=== SOURCE MATERIAL ===
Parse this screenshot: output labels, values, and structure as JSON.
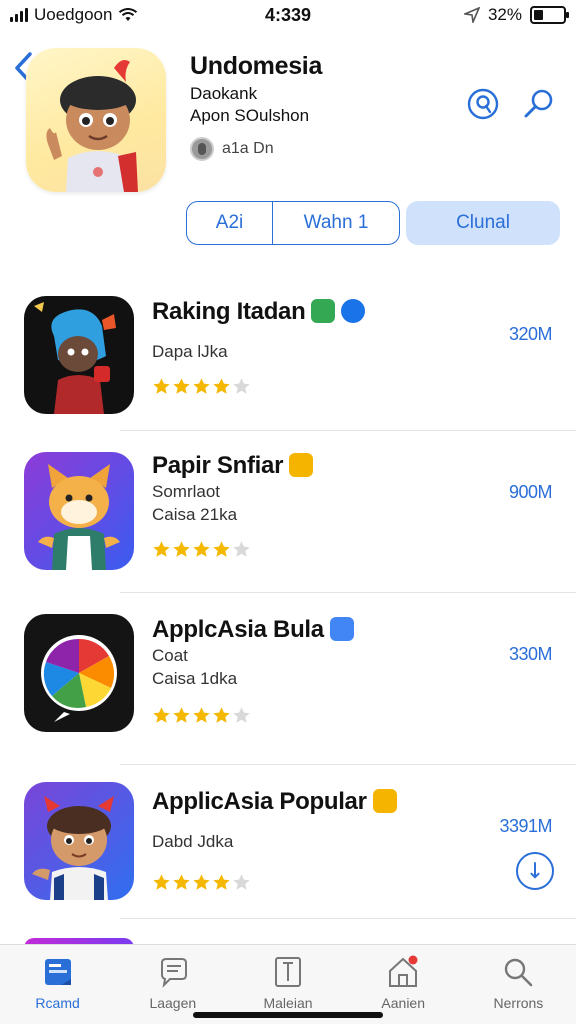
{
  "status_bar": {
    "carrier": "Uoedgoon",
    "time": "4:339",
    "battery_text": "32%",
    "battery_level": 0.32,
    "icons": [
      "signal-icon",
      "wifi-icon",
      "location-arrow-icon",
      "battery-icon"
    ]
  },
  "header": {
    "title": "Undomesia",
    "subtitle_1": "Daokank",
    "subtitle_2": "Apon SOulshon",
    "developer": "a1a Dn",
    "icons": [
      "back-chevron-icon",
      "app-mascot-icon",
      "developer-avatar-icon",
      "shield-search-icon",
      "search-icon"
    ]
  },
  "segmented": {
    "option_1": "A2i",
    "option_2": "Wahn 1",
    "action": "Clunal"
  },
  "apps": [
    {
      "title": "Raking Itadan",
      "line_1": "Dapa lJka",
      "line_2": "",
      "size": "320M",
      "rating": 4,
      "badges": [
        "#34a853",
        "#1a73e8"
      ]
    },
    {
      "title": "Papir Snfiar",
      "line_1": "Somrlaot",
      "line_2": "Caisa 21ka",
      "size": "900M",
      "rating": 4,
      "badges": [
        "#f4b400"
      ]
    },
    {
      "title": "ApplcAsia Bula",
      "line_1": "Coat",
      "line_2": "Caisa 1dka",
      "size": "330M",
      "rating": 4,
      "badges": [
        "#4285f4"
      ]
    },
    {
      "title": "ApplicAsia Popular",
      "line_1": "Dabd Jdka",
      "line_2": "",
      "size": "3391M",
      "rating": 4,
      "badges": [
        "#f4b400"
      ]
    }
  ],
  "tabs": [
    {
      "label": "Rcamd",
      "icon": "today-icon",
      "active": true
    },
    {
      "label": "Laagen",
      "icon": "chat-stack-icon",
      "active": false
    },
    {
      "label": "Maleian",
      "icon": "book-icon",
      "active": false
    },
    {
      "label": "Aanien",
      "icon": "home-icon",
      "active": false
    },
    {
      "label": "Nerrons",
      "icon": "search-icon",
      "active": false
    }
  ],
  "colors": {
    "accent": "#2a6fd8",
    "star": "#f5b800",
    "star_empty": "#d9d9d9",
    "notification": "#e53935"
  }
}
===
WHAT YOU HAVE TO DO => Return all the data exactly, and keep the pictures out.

SOLUTION =>
Parse this screenshot: output labels, values, and structure as JSON.
{
  "status_bar": {
    "carrier": "Uoedgoon",
    "time": "4:339",
    "battery_text": "32%",
    "battery_level": 0.32,
    "icons": [
      "signal-icon",
      "wifi-icon",
      "location-arrow-icon",
      "battery-icon"
    ]
  },
  "header": {
    "title": "Undomesia",
    "subtitle_1": "Daokank",
    "subtitle_2": "Apon SOulshon",
    "developer": "a1a Dn",
    "icons": [
      "back-chevron-icon",
      "app-mascot-icon",
      "developer-avatar-icon",
      "shield-search-icon",
      "search-icon"
    ]
  },
  "segmented": {
    "option_1": "A2i",
    "option_2": "Wahn 1",
    "action": "Clunal"
  },
  "apps": [
    {
      "title": "Raking Itadan",
      "line_1": "Dapa lJka",
      "line_2": "",
      "size": "320M",
      "rating": 4,
      "badges": [
        "#34a853",
        "#1a73e8"
      ]
    },
    {
      "title": "Papir Snfiar",
      "line_1": "Somrlaot",
      "line_2": "Caisa 21ka",
      "size": "900M",
      "rating": 4,
      "badges": [
        "#f4b400"
      ]
    },
    {
      "title": "ApplcAsia Bula",
      "line_1": "Coat",
      "line_2": "Caisa 1dka",
      "size": "330M",
      "rating": 4,
      "badges": [
        "#4285f4"
      ]
    },
    {
      "title": "ApplicAsia Popular",
      "line_1": "Dabd Jdka",
      "line_2": "",
      "size": "3391M",
      "rating": 4,
      "badges": [
        "#f4b400"
      ]
    }
  ],
  "tabs": [
    {
      "label": "Rcamd",
      "icon": "today-icon",
      "active": true
    },
    {
      "label": "Laagen",
      "icon": "chat-stack-icon",
      "active": false
    },
    {
      "label": "Maleian",
      "icon": "book-icon",
      "active": false
    },
    {
      "label": "Aanien",
      "icon": "home-icon",
      "active": false
    },
    {
      "label": "Nerrons",
      "icon": "search-icon",
      "active": false
    }
  ],
  "colors": {
    "accent": "#2a6fd8",
    "star": "#f5b800",
    "star_empty": "#d9d9d9",
    "notification": "#e53935"
  }
}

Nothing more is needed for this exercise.